Despite a relatively early start and The O2’s curiously persistent policy of massively understaffing all entrances at all times, Kvelertak take the stage at a prompt 7:20 to a healthy, if not overwhelming crowd, and are granted a modest welcome. With four guitarists and a roaming singer, the band are perfectly poised to take advantage of Metallica’s proclivity for playing in the round, but after assuming their positions, there is little movement during the 45-minute set, meaning most of the audience must pick a corner and settle for a single band member for the vast majority of the show. For MonkHammer, this equates to a whole lot of guitarist Bjarte Lund Rolland, who endears himself hugely by gurning cheerily throughout like the lovechild of Dewey Finn and the dude in Type-O Negative’s ‘I Don’t Wanna Be Me’ video. Although vocalist Erlend Hjelvik spends much of his time in front of the drumkit with bassist Marvin Nygaard, he does occasionally commit to a lap of the stage, but that calculated, messianic menace with which he commands clubs so well seems disconnected in such short bursts, and his presence comes across markedly less intense than usual. That said, Kvelertak are not the type to play half-measures, and a set culled largely from their first two albums hits the mark repeatedly, climaxing with a thunderous rendition of Manelyst that finally blows the cobwebs out of a slightly woolly PA, likely caused by the half-full arena. The band certainly have the tunes and the performing chops to slay a venue of this size, but their inability to work a stage of this kind robs tonight’s performance of its power, which is a shame because there is not a cylinder left to fire as the final notes of Kvelertak ring out. If the band can work out how to command a stage like this, they will be unstoppable.

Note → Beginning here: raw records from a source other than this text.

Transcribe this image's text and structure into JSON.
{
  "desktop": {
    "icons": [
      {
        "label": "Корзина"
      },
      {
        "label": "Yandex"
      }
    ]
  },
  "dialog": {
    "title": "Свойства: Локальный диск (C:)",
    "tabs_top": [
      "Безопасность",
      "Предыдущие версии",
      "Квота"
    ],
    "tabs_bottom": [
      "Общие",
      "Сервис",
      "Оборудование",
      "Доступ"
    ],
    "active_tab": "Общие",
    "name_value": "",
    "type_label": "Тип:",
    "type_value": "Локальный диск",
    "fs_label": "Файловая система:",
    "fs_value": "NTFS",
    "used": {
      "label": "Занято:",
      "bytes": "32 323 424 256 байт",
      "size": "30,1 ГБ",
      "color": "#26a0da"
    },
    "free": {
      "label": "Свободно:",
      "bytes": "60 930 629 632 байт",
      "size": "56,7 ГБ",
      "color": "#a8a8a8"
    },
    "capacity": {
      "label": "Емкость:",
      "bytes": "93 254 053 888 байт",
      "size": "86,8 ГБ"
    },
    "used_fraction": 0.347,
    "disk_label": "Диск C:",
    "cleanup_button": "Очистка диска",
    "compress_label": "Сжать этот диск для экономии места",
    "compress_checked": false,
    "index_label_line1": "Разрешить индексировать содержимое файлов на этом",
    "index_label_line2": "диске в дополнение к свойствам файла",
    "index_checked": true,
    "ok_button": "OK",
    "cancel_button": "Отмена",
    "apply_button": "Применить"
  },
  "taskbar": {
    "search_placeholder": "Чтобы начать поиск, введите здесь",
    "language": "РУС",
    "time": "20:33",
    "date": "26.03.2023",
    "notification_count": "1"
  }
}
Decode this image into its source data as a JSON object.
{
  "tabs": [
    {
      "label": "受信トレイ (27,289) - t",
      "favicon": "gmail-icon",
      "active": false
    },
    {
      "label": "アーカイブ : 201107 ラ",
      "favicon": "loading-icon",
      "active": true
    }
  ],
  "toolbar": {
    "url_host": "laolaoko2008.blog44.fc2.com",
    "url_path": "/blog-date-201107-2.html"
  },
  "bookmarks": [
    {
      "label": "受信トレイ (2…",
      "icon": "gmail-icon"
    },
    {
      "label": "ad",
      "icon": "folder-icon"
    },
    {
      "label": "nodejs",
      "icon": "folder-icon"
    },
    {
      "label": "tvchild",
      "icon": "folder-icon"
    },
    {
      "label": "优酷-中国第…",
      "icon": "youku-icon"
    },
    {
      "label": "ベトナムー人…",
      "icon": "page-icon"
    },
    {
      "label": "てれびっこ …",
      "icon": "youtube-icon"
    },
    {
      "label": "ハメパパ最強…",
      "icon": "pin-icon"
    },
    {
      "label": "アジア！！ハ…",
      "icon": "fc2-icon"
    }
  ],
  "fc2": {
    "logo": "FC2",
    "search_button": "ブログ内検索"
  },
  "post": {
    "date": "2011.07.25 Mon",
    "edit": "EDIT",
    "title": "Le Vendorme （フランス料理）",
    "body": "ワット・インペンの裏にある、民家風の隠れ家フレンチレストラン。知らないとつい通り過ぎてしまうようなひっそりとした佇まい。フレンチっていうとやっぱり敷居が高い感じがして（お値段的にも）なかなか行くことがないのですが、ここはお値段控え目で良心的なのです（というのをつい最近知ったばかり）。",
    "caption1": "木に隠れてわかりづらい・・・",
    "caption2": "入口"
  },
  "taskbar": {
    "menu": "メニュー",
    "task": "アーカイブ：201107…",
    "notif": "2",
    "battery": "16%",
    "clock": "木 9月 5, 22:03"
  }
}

Dominating a round stage is not a problem for the headliners, who are so at home in this format it’s a wonder they don’t have comfy chairs and a kettle up there with them. Appearing to the traditional tune of ‘Ecstasy of Gold’ a non-traditional 30 minutes late (due to some unspecified backstage drama if promoter Andy Copping’s Instagram is to be believed), the Four Horsemen launch straight into the first of the night’s seven songs from new album ‘Hardwired…To Self Destruct’, and proceed to do exactly what Metallica should do at this point in their career: play some hits, promote the new album, and offer a gigantic middle finger to anyone who dares call them a heritage act. As usual there is a structure to the set that allows for certain points to be opened up to surprises, and tonight’s elected deep cuts are arguably better than most, with fans treated to renditions of ‘Leper Messiah’, ‘Last Caress’, ‘Creeping Death’ and ‘Fade To Black’, the last of which is almost drowned out by the crowd, plus the frantic live debut of ‘Spit Out The Bone’ which delights a vast number of fans who have been calling out for it all evening. The new album fits surprisingly well into the set, perhaps better than ‘Death Magnetic’ did in 2009, although the all-band drum circle during ‘Now That We’re Dead’ was always going to be hard sell with a cynical British crowd, especially when the giant kettle drums seen on the U.S. stadium tour have been replaced by what look like Ikea storage boxes. Said boxes, however, form a large part of the show’s biggest success, namely the production. Hung high above the stage are several cubes which rise and fall throughout the show, screening the past, present and future of Metallica and tributes to Cliff Burton and London. On paper, and in photos, that maybe doesn’t sound all that great, but the reality is magnificently effective and at times as entertaining as watching the band itself as the cubes create weird and wonderful geometric patterns in the sky. Add to that a squadron of drones that float above the band during ‘Moth Into Flame’, making delicate formations like a tiny flock of radioactive starlings, and you’ve got yourself one of the most effortlessly cool stage shows in years.
Which brings us to the band, who are on absolute fire tonight, all four members putting in a perfect 10 performance. The success of the new album has clearly given them a boost, and although there are more grey hairs on stage than a Dame Vera Lynn convention and Kirk can be seen massaging his arm on occasion to get the blood flowing, the energy and dedication can’t be faulted. Taking full advantage of the tiny stage, which makes the show feel more intimate than your nan’s kitchen, the band are constantly on the move, playing to specific pockets of the crowd, swapping microphones and huddling round the drumkit with the passion of a unit half their age. To set an attendance record at The O2 in 2017 is no mean feat, to break your own record two days later is phenomenal, and based on tonight’s show, it is entirely justified. Before this tour started, the biggest talking point was the ticket prices. Now that it’s finished, we can only ask when it’s coming back.